The result is a spiral of increased density in the outer disc, spiralling away from the planet. The increase in density in the disc means a corresponding increase in the gravitational field there pulling back on the planet like a brake. "The material which is orbiting interior to the planet is going faster than the planet. The spiral wave which is generated there pulls in front of the planet, acting like an accelerator. You have got an accelerator pulling in one direction and a brake pulling in the other direction."
But because the resonances sit closer to the planet on the outside of the disc than they do on the inside, this makes the brake stronger than the accelerator so in this case the planet loses angular momentum and falls towards the central star.
"We have this tug of war and this balancing act. What we know from our recent work, here at Queen Mary, is that it depends on where you are in the disc as to whether or not the outward migration is stronger or the inward migration is stronger. It also depends on the age of the disc as well as on what its physical conditions are," says Nelson.
"The picture that we are developing is getting very, very complicated. It matters how big you are, where you are and when you are there. The details haven't been fully worked out and this is an area of very active ongoing research. I would say it is one of the most important problems that we are trying to understand at the present time in planetary formation theory. Once we understand this in more detail, we will hopefully be able to explain all of the extrasolar planetary systems that we see.

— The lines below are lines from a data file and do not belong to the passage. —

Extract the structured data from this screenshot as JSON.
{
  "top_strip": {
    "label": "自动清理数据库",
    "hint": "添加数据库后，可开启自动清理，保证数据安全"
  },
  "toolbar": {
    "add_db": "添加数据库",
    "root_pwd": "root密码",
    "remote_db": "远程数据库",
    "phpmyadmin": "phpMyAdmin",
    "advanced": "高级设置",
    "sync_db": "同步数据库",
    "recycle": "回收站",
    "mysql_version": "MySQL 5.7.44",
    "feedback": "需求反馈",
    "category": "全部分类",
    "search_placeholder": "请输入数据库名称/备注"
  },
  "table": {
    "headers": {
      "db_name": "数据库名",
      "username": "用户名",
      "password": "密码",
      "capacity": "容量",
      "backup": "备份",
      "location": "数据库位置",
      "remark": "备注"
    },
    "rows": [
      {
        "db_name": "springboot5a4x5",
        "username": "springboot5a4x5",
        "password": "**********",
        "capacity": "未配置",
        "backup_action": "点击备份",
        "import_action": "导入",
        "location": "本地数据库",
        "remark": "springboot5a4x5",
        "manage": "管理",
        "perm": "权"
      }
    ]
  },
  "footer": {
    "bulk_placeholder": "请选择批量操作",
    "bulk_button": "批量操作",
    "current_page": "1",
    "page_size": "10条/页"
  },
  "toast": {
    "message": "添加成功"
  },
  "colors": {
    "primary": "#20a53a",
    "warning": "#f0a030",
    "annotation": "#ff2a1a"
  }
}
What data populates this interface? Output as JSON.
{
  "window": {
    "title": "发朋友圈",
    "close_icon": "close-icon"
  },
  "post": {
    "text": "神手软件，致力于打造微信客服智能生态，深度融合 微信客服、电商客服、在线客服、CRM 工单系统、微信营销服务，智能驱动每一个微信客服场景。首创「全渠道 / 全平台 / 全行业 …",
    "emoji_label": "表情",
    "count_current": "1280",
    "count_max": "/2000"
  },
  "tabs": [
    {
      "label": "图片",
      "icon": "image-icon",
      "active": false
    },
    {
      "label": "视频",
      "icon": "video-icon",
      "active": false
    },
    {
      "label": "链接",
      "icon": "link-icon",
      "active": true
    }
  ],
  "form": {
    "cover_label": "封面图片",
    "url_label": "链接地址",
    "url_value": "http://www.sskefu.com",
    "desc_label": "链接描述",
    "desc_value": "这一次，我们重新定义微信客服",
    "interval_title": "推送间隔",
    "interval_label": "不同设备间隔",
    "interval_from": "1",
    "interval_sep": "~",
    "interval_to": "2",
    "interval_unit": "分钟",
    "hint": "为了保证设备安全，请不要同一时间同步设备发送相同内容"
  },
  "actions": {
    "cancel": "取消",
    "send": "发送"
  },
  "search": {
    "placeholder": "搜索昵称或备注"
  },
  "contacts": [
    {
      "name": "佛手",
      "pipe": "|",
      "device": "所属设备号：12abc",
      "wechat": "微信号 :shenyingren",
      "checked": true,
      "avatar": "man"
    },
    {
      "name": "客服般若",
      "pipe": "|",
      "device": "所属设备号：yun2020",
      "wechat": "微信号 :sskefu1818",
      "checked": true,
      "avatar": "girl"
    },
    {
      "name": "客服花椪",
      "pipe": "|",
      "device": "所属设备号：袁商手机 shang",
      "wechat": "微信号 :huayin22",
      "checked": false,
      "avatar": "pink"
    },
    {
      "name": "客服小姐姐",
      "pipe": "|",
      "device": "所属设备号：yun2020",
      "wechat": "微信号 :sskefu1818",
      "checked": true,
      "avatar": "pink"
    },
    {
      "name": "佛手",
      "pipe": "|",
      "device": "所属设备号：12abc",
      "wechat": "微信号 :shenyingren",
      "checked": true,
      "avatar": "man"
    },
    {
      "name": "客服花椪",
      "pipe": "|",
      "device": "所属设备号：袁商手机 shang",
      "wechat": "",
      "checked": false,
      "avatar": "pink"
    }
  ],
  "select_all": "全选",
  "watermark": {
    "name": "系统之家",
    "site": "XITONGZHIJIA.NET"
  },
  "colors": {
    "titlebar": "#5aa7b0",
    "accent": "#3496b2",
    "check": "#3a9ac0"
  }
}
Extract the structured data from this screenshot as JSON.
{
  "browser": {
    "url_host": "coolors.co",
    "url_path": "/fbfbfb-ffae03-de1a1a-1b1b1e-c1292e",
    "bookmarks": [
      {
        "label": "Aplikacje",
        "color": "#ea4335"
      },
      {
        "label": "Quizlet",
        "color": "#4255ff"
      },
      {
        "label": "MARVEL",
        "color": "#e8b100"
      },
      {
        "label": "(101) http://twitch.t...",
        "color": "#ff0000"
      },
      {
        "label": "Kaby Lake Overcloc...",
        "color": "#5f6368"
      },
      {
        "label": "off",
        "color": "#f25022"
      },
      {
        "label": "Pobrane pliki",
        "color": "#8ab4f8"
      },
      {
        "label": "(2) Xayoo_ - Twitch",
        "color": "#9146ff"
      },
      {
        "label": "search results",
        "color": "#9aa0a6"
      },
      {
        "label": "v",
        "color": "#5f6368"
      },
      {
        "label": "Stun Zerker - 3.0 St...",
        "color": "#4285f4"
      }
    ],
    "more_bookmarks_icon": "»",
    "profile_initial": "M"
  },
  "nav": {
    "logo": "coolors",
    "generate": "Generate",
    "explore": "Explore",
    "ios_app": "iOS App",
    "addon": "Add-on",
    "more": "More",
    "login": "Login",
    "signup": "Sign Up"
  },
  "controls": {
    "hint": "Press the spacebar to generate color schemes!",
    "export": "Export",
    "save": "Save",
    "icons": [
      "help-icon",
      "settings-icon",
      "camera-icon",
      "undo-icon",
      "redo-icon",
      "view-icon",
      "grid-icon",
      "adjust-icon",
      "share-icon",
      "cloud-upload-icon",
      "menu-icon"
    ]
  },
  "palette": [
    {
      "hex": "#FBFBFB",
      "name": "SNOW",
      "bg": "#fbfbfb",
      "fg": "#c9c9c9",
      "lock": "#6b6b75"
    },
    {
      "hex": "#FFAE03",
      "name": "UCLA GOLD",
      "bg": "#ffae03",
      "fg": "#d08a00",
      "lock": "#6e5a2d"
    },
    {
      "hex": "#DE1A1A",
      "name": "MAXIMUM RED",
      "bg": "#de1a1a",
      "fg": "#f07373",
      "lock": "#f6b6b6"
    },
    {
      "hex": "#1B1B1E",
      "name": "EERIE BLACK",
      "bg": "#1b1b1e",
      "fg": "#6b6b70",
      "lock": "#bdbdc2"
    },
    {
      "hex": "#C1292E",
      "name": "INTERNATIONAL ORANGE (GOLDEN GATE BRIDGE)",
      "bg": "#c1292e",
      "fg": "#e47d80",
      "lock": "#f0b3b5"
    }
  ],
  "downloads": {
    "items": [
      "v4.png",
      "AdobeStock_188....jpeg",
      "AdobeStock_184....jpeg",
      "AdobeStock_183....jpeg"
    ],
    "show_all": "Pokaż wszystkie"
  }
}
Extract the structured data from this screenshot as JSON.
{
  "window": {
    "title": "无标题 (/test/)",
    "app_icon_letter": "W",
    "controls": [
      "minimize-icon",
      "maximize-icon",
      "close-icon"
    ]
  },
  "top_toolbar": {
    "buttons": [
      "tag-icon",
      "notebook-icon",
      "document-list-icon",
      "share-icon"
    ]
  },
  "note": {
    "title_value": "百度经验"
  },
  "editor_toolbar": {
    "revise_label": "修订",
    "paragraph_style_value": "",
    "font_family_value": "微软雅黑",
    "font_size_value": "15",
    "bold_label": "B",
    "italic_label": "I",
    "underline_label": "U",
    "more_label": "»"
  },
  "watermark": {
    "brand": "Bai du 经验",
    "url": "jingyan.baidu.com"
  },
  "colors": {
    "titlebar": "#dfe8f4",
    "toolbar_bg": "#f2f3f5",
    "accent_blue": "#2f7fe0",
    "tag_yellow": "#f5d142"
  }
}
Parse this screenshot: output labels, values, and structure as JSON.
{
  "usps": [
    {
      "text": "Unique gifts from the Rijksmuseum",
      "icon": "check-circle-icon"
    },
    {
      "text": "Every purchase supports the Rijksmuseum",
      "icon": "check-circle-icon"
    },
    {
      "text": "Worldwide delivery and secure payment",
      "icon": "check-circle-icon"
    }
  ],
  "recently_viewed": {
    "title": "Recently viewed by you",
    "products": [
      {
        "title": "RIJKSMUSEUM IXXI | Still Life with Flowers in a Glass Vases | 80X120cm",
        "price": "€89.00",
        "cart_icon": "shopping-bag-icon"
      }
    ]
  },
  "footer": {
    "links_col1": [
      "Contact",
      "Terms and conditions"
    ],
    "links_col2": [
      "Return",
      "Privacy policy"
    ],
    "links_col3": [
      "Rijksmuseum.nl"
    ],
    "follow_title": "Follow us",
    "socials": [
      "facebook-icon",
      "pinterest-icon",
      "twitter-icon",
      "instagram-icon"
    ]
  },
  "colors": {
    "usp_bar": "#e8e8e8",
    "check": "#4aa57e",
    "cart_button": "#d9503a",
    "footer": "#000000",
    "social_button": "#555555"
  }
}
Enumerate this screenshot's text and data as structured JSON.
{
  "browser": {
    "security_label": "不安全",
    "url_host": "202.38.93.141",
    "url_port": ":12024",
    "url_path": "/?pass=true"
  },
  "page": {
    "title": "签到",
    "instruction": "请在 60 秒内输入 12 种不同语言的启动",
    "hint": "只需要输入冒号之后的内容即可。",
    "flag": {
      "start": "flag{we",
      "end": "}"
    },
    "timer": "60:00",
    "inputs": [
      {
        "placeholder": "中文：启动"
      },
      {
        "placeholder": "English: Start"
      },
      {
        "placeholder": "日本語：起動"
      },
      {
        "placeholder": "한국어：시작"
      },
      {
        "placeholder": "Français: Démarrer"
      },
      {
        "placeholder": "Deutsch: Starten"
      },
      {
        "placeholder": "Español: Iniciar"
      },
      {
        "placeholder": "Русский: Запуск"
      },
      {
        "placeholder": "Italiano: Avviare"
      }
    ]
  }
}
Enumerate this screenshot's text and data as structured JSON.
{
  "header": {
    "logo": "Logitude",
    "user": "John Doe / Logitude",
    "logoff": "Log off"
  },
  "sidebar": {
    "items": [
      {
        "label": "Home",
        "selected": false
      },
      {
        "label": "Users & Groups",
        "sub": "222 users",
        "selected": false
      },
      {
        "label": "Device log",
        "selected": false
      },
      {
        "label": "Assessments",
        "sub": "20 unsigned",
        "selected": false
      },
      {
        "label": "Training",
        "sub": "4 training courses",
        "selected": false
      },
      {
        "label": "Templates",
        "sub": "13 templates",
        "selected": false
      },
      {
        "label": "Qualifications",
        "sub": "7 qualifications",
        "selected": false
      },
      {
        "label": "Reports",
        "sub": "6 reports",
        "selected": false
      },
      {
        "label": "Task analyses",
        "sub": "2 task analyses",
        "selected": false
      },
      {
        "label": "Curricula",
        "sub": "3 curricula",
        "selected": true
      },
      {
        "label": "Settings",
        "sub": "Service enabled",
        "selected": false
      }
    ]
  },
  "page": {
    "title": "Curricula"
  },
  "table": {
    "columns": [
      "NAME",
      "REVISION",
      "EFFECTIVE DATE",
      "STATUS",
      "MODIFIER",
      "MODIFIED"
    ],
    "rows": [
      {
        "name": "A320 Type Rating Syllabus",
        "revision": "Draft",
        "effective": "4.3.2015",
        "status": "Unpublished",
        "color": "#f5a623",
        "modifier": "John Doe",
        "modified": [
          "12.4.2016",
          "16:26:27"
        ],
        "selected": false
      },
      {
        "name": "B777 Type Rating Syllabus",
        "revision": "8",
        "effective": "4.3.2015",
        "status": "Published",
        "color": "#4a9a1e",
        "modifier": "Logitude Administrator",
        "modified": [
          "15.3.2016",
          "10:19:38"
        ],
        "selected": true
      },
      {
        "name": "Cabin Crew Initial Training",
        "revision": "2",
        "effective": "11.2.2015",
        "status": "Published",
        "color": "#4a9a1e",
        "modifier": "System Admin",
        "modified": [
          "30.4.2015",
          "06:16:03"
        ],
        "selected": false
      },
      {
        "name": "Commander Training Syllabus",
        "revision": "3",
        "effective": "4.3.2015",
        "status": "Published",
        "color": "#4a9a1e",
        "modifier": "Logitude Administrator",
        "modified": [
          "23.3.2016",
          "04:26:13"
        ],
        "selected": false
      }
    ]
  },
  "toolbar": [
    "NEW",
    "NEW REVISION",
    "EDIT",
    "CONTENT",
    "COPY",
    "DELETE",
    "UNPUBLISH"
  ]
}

We will be able to tell a story about how those planetary systems came into existence and why the planets are orbiting at the locations where they are seen to be orbiting."
Born from dust, described by maths
Mathematics plays a fundamental role in this research. "The laws of physics themselves are encoded mathematically," says Nelson. "When we develop our theories of planetary migration or planetary formation we are effectively solving a set of equations. These equations take different forms; normally partial differential equations or ordinary differential equations. [These equations] encode how the disc responds when a planet is embedded within it, for example. And these equations give rise to solutions which predict that the presence of a planet in a disc creates a nice spiral pattern [in the disc]."
Sometimes these equations can be solved analytically, with a pen and paper. But more often this is not feasible or even possible. (You can read about one example of this in Mathematical mysteries.) Instead computers are used to predict solutions and create simulations of how planetary systems evolve. "By encoding these equations and putting them on the computer, we can actually follow the evolutions, for example, of a planet as it migrates through a disc. We can explicitly simulate that process on a computer."
Queen Mary is one of the leading groups in this area: "We are making significant contributions to understanding how planets actually migrate here at Queen Mary," says Nelson. And with the increasing evidence from observational astronomy, it won't be long before the Queen Mary teams' beautiful computer simulations of the births and early lives of planets are seen in the skies above.
About this article
Rachel Thomas, Editor of Plus, interviewed Richard Nelson in London in July 2014.